Greenspan, who is supposedly the frontrunner for new Fed chairman, favored over Preston Martin or Donald Regan, doesn't really have any great interest in monetary policy. Fiscal policy, he has always thought, causes high interest rates through the crowding-out effects of high deficits. As Fed chairman, he would use his position to harp for higher taxes in 1985 and 1986 to eliminate the alleged outyear structural deficits. He is said to be the candidate of White House chief of staff James Baker III and he probably has the support of Arthur Burns, Shultz and the rest of the Nixon Administration's old economic team.
Fed Vice Chairman Preston Martin, a Californian backed by the Californians around the President— supposedly including Judge Clark—has been more forceful and direct lately in expressing his economic views. An advisor no doubt told him that he was getting nowhere fast with an obfuscation strategy designed to make no enemies. His recent statements on tax policy, the monetary aggregates and economic growth sound marvelous to supply-siders. When on May 31 Donald Regan sent the bond market into the pits with his anguished cries about M1 growth, it was Martin's Congressional testimony the following day, dismissing concern over M1, that brought relief in bonds. The monetarists will never forgive him.
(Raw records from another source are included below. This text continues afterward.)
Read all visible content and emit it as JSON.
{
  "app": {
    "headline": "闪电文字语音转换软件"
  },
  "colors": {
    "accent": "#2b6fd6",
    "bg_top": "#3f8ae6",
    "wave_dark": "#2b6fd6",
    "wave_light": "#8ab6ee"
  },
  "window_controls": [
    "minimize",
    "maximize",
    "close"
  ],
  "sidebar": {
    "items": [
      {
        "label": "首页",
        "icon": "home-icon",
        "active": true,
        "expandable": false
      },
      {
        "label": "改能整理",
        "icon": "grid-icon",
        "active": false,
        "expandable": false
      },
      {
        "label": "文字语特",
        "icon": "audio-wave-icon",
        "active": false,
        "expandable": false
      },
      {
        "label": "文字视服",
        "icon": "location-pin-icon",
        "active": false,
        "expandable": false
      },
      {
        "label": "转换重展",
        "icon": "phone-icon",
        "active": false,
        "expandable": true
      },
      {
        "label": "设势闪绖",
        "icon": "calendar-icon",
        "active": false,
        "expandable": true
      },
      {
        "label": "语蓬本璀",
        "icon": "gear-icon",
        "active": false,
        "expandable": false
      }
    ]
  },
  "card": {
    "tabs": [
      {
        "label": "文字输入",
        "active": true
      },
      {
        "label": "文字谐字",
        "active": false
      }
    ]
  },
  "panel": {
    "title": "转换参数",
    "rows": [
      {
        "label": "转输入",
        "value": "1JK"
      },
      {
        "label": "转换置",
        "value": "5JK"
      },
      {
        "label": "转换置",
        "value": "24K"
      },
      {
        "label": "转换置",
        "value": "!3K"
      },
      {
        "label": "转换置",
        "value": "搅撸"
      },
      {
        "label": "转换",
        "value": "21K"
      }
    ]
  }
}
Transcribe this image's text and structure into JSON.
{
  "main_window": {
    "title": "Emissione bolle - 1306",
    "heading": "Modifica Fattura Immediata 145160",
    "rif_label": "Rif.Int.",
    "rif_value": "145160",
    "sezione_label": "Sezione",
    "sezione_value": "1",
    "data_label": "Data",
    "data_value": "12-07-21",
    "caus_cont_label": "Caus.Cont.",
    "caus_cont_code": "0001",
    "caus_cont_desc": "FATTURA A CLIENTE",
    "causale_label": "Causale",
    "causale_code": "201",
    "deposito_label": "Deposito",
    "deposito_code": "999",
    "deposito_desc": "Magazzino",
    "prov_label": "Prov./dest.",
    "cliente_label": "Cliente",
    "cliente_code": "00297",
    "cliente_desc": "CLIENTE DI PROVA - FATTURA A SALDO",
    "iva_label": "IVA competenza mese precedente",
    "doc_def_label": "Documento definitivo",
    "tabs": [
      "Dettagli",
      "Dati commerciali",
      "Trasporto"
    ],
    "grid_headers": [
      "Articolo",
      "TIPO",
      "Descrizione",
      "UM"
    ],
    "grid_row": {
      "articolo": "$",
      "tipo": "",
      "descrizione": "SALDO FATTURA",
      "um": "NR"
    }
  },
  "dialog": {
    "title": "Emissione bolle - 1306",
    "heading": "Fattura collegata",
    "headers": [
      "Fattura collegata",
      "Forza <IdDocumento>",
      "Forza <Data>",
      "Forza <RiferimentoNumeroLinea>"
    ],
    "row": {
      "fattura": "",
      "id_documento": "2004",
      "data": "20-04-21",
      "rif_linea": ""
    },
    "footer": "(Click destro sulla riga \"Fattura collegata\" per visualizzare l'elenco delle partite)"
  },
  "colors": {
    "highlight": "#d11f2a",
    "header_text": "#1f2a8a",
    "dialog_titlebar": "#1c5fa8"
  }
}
This gave Rep. Jack Kemp an opportunity to praise Martin. It was certainly timely that the following evening, June 2, Kemp was guest of honor at the Federal Reserve Board of Governors' annual dinner in Washington, at Volcker's invitation. With the entire Fed elite, regional governors and staff included, Kemp showered praise on Martin for his testimony and on Volcker for his leadership in moving policy away from monetarism toward stabilization of the dollar's value. He also pointed out that with the recent decline in commodity prices, gold dropping to close to $400, it is appropriate for the Fed to cut the discount rate now to 8 percent, not to move in the other direction because of the performance of M1. It's hard to say what the impact of the address will have on future policy, although it can be said it was received without visible sign of hostility—and even Governor Henry Wallich asked for a copy of the speech that he could read carefully. But it's clearly significant that Kemp was the invitee, an elevation of Kemp's standing and credibility in Washington circles that will be widely noted. The text of Kemp's remarks are appended to these.
The bond markets still have good reason to worry whenever they see signs of monetarism on the loose. It can do a lot of damage in a short period of time, just by the suggestion it may be coming back into vogue. But it is still hard to see how the monetarists could hold real power anymore, given the fact that almost everyone in the universe knows, as Kristol put it last October, their theory has been decisively refuted. A genuine attempt to get M1 under control would have such instantaneous effects in the markets for commodities, stocks and bonds that torch-carrying mobs would soon be roaming the streets looking for monetarists. They may have more lives than a cat, but they're still running out of these, with each loss bringing another celebration on Wall Street.